# WHAT TO WORK ON:
Report each line below that carries the word "Selected".

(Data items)
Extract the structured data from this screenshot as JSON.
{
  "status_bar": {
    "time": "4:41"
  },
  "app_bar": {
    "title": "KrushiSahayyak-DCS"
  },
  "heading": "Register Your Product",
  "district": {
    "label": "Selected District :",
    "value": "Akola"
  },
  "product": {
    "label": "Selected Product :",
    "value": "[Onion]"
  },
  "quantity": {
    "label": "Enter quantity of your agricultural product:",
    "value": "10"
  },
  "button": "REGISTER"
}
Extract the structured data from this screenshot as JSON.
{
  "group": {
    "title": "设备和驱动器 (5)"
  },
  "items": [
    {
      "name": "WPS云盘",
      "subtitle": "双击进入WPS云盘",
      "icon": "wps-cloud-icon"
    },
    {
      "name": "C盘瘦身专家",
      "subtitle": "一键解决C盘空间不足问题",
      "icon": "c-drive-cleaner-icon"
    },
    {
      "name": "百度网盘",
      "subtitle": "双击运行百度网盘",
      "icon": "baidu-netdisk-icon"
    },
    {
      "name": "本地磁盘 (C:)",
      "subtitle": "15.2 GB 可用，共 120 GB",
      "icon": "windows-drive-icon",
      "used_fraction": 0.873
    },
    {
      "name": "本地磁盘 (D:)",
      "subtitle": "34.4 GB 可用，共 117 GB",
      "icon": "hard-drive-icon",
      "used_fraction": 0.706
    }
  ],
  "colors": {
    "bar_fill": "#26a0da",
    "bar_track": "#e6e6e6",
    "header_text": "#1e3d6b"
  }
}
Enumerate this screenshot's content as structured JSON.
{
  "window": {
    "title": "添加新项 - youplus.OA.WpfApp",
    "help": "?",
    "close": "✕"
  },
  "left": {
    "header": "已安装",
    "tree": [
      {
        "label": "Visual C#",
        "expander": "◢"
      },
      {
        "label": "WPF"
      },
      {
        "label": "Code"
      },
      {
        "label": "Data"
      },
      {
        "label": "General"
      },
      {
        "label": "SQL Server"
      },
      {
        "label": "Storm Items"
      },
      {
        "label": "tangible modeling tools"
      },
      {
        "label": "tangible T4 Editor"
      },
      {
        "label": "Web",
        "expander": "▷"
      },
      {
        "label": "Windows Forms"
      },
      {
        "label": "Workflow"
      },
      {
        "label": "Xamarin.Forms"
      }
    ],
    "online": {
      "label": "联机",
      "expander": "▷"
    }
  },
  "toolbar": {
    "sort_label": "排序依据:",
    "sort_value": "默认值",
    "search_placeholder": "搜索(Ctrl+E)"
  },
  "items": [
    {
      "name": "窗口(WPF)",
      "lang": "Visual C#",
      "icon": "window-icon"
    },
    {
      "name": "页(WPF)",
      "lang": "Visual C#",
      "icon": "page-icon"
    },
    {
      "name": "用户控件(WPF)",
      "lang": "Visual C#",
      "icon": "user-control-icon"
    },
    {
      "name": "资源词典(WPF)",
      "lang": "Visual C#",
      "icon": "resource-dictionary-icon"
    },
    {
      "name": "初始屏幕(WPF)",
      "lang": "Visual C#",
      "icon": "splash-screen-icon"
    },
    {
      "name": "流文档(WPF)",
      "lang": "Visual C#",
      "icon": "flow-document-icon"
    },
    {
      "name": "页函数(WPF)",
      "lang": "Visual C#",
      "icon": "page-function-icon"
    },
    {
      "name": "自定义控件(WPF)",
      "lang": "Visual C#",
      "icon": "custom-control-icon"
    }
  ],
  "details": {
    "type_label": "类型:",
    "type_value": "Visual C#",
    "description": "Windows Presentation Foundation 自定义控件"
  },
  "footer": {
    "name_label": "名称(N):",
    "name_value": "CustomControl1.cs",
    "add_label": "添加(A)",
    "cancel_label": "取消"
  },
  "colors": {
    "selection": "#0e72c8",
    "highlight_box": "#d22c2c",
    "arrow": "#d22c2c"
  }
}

# SOLUTION BELOW:
    "label": "Selected District :",
    "label": "Selected Product :",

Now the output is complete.